┌─ Dataset records

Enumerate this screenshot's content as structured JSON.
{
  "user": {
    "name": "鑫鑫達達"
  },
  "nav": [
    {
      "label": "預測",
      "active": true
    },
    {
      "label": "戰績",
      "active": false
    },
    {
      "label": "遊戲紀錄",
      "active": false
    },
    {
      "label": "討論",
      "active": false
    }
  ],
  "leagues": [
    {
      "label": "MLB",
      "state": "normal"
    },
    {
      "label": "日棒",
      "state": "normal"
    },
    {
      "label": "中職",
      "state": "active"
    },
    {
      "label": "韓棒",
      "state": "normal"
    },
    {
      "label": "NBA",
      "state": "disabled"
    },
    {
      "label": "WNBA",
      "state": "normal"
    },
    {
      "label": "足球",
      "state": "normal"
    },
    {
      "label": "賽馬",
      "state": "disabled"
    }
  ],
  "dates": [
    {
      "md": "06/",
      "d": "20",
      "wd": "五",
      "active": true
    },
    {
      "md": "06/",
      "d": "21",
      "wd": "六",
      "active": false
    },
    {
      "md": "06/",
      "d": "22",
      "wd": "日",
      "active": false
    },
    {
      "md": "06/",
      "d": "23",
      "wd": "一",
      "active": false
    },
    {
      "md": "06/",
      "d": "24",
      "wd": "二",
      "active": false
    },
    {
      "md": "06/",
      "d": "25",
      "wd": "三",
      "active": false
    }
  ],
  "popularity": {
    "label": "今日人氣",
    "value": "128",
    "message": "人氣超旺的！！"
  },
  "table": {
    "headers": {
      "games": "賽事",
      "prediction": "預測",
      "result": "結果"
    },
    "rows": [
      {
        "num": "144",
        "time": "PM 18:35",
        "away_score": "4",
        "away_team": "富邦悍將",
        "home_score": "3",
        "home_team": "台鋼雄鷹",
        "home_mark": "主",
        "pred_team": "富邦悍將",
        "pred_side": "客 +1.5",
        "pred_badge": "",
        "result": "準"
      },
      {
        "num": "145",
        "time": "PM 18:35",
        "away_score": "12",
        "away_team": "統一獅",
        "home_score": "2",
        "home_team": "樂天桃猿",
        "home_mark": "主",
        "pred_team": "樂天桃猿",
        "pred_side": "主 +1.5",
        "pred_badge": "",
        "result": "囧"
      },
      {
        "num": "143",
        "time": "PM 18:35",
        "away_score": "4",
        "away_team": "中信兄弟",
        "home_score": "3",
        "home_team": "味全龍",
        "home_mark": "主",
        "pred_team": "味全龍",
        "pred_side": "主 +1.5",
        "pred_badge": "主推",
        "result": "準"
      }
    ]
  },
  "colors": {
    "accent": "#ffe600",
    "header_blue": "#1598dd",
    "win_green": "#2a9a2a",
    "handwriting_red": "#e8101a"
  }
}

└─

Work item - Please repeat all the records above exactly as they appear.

Answer section -
Enumerate this screenshot's content as structured JSON.
{
  "user": {
    "name": "鑫鑫達達"
  },
  "nav": [
    {
      "label": "預測",
      "active": true
    },
    {
      "label": "戰績",
      "active": false
    },
    {
      "label": "遊戲紀錄",
      "active": false
    },
    {
      "label": "討論",
      "active": false
    }
  ],
  "leagues": [
    {
      "label": "MLB",
      "state": "normal"
    },
    {
      "label": "日棒",
      "state": "normal"
    },
    {
      "label": "中職",
      "state": "active"
    },
    {
      "label": "韓棒",
      "state": "normal"
    },
    {
      "label": "NBA",
      "state": "disabled"
    },
    {
      "label": "WNBA",
      "state": "normal"
    },
    {
      "label": "足球",
      "state": "normal"
    },
    {
      "label": "賽馬",
      "state": "disabled"
    }
  ],
  "dates": [
    {
      "md": "06/",
      "d": "20",
      "wd": "五",
      "active": true
    },
    {
      "md": "06/",
      "d": "21",
      "wd": "六",
      "active": false
    },
    {
      "md": "06/",
      "d": "22",
      "wd": "日",
      "active": false
    },
    {
      "md": "06/",
      "d": "23",
      "wd": "一",
      "active": false
    },
    {
      "md": "06/",
      "d": "24",
      "wd": "二",
      "active": false
    },
    {
      "md": "06/",
      "d": "25",
      "wd": "三",
      "active": false
    }
  ],
  "popularity": {
    "label": "今日人氣",
    "value": "128",
    "message": "人氣超旺的！！"
  },
  "table": {
    "headers": {
      "games": "賽事",
      "prediction": "預測",
      "result": "結果"
    },
    "rows": [
      {
        "num": "144",
        "time": "PM 18:35",
        "away_score": "4",
        "away_team": "富邦悍將",
        "home_score": "3",
        "home_team": "台鋼雄鷹",
        "home_mark": "主",
        "pred_team": "富邦悍將",
        "pred_side": "客 +1.5",
        "pred_badge": "",
        "result": "準"
      },
      {
        "num": "145",
        "time": "PM 18:35",
        "away_score": "12",
        "away_team": "統一獅",
        "home_score": "2",
        "home_team": "樂天桃猿",
        "home_mark": "主",
        "pred_team": "樂天桃猿",
        "pred_side": "主 +1.5",
        "pred_badge": "",
        "result": "囧"
      },
      {
        "num": "143",
        "time": "PM 18:35",
        "away_score": "4",
        "away_team": "中信兄弟",
        "home_score": "3",
        "home_team": "味全龍",
        "home_mark": "主",
        "pred_team": "味全龍",
        "pred_side": "主 +1.5",
        "pred_badge": "主推",
        "result": "準"
      }
    ]
  },
  "colors": {
    "accent": "#ffe600",
    "header_blue": "#1598dd",
    "win_green": "#2a9a2a",
    "handwriting_red": "#e8101a"
  }
}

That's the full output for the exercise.